Onset of dyspnea, particularly with precipitous drops in oxygen saturation especially with exertion, can help clinicians to more easily distinguish coronavirus disease 2019 (COVID-19) from other common and treatable illnesses, according to study results published in the Mayo Clinic Proceedings.
In order to care for patients infected with severe acute respiratory syndrome coronavirus 2 (SARS-CoV-2) in an urban, ambulatory clinic in Massachusetts, researchers focused on understanding typical presentation and early natural history of mild and moderate COVID-19 to guide patient care during the pandemic. Although this clinic had access to real-time reverse transcription polymerase chain reaction diagnostic testing for SARS-CoV-2, the delay in receiving the test results (4-5 days), made clinical management of the disease impractical. As such, researchers focused on trying to discern patterns, and observed that many moderate and severe cases of COVID-19 can be diagnosed from a detailed history and limited physical exam.
Researchers observed that though many patients will recover from their mild symptoms (ie, nasal congestion, cough without fever, sore throat, diarrhea, abdominal pain, headache, myalgias, back pain, anosmia, and fatigue), the onset of dyspnea, occurring between day 4 to 10 of onset of symptoms, may be the point at which COVID-19 can be discerned from other common illnesses. Older age, diabetes, cardiovascular disease, obesity, and hypertension were noted as risk factors for disease progression, but “the most useful factor to monitor [was] oxygen saturation which often drops precipitously with exertion,” stated the researchers.

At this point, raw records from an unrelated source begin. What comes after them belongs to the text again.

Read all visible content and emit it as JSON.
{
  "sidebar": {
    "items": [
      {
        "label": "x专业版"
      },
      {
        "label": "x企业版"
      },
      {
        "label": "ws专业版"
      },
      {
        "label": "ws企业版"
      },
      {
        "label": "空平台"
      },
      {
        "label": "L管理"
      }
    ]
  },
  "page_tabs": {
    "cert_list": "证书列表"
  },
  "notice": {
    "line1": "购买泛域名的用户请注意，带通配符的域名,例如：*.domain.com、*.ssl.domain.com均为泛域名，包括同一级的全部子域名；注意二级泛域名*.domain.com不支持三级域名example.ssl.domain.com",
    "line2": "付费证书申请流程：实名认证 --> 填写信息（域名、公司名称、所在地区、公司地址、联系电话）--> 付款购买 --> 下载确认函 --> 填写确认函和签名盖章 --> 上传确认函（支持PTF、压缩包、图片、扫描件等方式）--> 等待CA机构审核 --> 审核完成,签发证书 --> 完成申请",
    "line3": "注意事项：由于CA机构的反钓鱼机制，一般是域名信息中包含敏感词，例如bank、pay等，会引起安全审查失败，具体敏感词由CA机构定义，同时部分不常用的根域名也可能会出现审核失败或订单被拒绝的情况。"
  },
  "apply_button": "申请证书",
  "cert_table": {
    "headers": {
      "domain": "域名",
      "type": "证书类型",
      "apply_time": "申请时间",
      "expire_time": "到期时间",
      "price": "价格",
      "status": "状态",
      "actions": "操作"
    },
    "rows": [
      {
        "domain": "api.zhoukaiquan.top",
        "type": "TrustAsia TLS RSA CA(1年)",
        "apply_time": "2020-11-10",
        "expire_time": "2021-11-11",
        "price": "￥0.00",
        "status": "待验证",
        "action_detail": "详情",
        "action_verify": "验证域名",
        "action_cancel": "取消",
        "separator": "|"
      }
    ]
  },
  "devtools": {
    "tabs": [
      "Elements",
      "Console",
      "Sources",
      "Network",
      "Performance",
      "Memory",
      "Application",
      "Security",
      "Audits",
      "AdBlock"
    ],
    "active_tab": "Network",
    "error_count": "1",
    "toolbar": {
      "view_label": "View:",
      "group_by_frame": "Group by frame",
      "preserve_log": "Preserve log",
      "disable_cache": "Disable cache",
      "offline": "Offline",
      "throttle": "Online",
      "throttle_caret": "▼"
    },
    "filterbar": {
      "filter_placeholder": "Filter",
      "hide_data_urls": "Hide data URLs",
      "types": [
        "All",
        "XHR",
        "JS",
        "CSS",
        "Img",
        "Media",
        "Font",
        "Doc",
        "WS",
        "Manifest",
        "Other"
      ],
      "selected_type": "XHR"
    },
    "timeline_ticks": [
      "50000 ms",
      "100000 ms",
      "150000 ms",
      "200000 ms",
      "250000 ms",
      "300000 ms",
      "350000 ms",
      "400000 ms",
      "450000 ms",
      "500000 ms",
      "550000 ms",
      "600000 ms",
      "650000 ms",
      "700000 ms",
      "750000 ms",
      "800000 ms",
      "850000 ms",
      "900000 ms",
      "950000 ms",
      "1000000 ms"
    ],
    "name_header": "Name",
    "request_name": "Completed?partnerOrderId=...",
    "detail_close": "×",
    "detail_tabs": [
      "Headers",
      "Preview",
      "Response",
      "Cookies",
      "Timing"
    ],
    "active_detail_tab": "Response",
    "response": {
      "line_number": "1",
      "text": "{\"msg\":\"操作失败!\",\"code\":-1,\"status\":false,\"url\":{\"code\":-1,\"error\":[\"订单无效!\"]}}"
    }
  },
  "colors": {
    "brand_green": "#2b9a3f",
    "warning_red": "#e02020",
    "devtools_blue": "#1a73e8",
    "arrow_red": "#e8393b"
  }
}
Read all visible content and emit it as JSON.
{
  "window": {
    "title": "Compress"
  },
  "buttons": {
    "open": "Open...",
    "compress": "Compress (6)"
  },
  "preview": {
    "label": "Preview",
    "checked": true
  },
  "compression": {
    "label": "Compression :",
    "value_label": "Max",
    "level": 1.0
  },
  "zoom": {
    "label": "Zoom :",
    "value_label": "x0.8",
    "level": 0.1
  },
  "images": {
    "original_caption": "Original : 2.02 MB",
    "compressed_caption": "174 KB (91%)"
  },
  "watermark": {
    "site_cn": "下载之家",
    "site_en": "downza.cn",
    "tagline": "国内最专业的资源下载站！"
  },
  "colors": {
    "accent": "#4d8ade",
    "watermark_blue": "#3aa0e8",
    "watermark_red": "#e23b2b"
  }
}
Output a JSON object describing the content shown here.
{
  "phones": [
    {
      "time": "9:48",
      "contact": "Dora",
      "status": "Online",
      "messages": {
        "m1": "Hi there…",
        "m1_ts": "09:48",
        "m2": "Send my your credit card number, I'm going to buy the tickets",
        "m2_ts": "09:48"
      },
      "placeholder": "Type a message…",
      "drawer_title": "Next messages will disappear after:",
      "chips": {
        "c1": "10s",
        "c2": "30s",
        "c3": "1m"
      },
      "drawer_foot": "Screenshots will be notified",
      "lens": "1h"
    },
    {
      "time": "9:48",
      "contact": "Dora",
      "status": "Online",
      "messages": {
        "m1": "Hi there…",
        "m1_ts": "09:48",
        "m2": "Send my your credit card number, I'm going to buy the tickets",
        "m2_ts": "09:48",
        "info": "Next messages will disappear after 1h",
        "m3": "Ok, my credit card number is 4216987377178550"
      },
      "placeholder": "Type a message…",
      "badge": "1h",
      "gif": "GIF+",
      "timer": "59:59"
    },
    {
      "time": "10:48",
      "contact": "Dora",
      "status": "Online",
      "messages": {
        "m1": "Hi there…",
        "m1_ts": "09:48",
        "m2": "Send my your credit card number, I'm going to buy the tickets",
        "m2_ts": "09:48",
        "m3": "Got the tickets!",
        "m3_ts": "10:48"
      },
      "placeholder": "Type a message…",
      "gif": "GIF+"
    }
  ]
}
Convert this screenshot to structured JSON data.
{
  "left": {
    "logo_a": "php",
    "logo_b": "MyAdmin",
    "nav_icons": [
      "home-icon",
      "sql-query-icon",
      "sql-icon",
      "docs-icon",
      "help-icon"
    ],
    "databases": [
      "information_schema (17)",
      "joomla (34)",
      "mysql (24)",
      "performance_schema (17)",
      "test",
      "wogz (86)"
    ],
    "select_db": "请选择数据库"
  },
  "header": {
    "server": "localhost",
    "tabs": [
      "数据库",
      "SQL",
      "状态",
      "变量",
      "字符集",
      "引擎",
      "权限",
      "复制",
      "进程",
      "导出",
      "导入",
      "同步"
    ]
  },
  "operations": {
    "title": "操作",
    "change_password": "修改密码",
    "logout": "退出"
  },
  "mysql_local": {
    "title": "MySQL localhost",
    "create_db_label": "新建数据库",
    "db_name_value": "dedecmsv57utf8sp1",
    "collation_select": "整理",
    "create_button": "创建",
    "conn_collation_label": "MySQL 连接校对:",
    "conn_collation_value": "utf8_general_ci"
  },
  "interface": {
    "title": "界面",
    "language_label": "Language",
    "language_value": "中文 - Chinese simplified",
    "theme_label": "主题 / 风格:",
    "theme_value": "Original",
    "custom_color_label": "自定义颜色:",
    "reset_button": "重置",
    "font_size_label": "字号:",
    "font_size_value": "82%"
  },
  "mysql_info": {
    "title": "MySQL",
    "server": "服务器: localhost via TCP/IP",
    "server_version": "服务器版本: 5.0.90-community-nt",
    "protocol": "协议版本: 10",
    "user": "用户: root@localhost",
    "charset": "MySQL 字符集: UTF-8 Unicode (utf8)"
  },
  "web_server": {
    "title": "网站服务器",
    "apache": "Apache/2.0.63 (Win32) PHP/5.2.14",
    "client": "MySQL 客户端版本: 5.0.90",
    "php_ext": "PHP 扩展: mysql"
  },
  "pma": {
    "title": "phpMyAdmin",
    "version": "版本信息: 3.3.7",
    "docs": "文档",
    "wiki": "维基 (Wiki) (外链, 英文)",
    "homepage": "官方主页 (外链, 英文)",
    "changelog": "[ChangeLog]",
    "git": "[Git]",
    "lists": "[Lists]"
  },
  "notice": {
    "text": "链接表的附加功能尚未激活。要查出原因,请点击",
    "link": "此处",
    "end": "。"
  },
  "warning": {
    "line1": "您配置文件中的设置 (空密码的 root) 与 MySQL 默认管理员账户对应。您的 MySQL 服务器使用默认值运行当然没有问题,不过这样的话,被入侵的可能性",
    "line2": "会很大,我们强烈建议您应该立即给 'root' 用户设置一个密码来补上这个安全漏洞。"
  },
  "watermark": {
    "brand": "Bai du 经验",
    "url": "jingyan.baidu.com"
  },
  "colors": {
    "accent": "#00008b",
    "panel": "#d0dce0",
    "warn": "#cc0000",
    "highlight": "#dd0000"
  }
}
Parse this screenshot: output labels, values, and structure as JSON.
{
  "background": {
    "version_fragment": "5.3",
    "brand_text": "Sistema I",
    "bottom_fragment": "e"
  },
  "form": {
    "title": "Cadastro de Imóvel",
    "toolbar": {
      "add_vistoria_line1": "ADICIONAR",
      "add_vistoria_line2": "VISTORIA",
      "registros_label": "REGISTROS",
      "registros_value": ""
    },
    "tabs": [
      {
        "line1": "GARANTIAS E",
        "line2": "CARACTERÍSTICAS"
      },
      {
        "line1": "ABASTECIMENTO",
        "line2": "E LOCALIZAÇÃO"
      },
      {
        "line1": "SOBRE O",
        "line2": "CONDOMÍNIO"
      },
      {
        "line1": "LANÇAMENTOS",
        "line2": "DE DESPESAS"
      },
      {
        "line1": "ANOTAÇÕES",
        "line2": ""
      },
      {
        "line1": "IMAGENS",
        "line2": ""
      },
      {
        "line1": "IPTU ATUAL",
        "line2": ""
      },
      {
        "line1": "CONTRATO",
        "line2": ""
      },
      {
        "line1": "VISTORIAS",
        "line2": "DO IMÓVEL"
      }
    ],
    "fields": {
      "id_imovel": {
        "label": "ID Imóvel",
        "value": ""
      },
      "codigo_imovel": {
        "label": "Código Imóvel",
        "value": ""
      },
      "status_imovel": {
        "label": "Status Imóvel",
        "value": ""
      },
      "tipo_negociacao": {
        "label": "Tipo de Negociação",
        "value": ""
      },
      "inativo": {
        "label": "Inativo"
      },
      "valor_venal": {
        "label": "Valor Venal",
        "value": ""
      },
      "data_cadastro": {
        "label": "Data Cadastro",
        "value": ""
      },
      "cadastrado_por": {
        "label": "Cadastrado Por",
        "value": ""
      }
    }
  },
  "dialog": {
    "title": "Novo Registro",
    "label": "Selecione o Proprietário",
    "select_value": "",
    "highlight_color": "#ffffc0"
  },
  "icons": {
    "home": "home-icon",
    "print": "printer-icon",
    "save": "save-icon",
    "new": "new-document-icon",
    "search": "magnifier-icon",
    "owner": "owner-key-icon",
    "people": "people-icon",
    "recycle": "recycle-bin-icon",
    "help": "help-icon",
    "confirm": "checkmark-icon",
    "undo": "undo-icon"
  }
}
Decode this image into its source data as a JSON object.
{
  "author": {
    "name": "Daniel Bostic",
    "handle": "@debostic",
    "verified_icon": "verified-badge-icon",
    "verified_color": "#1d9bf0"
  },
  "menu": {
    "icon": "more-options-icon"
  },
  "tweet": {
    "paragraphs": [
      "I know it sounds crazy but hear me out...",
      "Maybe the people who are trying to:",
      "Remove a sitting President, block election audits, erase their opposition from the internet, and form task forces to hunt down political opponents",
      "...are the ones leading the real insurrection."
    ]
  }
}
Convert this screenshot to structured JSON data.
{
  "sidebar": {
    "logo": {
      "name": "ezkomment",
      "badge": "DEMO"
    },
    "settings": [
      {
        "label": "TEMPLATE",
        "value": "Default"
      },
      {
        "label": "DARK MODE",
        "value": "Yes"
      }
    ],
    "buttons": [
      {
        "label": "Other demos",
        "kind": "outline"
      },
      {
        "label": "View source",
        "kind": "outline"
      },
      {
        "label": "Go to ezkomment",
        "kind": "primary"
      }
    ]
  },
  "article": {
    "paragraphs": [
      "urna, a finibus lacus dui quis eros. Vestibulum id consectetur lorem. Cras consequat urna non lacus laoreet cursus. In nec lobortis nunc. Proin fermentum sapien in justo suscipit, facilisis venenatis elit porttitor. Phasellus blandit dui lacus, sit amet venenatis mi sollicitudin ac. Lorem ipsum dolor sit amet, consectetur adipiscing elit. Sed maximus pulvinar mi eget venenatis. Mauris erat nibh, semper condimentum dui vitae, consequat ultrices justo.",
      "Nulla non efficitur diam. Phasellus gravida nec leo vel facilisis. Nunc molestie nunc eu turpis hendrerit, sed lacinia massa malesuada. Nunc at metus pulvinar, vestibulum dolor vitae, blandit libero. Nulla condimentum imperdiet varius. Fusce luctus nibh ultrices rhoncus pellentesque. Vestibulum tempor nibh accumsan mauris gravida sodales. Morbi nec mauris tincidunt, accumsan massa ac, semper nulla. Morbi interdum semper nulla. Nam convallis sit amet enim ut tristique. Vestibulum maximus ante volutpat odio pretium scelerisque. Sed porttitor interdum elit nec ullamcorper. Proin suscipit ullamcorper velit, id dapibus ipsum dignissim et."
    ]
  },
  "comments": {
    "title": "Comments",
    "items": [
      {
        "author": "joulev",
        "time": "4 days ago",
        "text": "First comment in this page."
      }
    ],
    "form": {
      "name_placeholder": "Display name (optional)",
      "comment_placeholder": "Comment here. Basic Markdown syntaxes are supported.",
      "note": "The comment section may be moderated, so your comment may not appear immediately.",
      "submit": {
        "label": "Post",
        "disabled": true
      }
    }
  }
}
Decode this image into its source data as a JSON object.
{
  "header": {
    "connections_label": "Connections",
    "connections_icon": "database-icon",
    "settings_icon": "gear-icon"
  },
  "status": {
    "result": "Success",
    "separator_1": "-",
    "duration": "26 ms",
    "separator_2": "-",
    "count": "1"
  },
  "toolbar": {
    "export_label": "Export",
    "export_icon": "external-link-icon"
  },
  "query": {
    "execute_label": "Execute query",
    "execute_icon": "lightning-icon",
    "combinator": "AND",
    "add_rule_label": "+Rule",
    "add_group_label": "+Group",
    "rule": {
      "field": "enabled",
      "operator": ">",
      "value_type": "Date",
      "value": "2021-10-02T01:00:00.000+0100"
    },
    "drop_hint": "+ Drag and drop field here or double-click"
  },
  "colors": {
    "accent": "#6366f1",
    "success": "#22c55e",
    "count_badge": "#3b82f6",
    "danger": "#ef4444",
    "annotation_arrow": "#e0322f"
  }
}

To this end, researchers compared COVID-19 to various other treatable conditions, highlighting how dyspnea can assist clinicians in distinguishing the 2 diagnoses. Below is a list of key examples:
- Legionella pneumonia vs COVID-19: Legionella pneumonia initially begins with fever and fatigue, followed by cough; dyspnea appears in cases in which the pneumonia progressed to become more severe. Conversely, in patients with COVID-19, cough and fever appear at the onset with dyspnea occurring a few days later, occasionally even after the fever has abated.
- Pneumocystis jirovecii pneumonia vs COVID-19: Pneumocystis pneumonia is associated with a precipitous drop in oxygen saturation with exertion highly suggestive of SARS-CoV-2 infection,however, dyspnea develops insidiously over weeks in Pneumocystis pneumonia rather than days with COVID-19.
- Postviral pneumonia vs COVID-19: Although cough and fatigue may be the initial symptoms in both, postviral pneumonia is associated with increasing fever and productive cough, whereas with COVID-19, there is worsening dyspnea without productive cough.
- Uncomplicated influenza vs COVID-19: Unlike COVID-19, it would be uncommon to develop the onset of dyspnea 4 to 8 days after symptom onset in cases of uncomplicated influenza. In fact, dyspnea would likely improve gradually over the following days or weeks with an uncomplicated influenza infection.
- Anxiety-induced dyspnea vs SARS-CoV-2-induced dyspnea: The distinguishing factor between these 2 is onset. In patients with anxiety-induced dyspnea, “dyspnea tends to occur at rest or when trying to fall asleep but does not become more pronounced when participating in daily activities,” whereas with SARS-CoV-2 infection, dyspnea is consistently worse with exertion.
In addition to distinguishing COVID-19 from other common and treatable illnesses, clinicians may want to “pay particular attention to identifying treatable etiologies of dyspnea including exacerbations of underlying pulmonary and cardiovascular disease and treat the exacerbation as [they] would have prior to the pandemic,” because the current treatment options for COVID-19 disease are limited, concluded the researchers.
Cohen PA, Hall L, Johns JN, Rapoport AB. The early natural history of SARS-CoV-2 infection: clinical observations from an urban, ambulatory COVID-19 clinic [published online April 20, 2020]. Mayo Clin Proc. doi:10.1016/j.mayocp.2020.04.010
This article originally appeared on Infectious Disease Advisor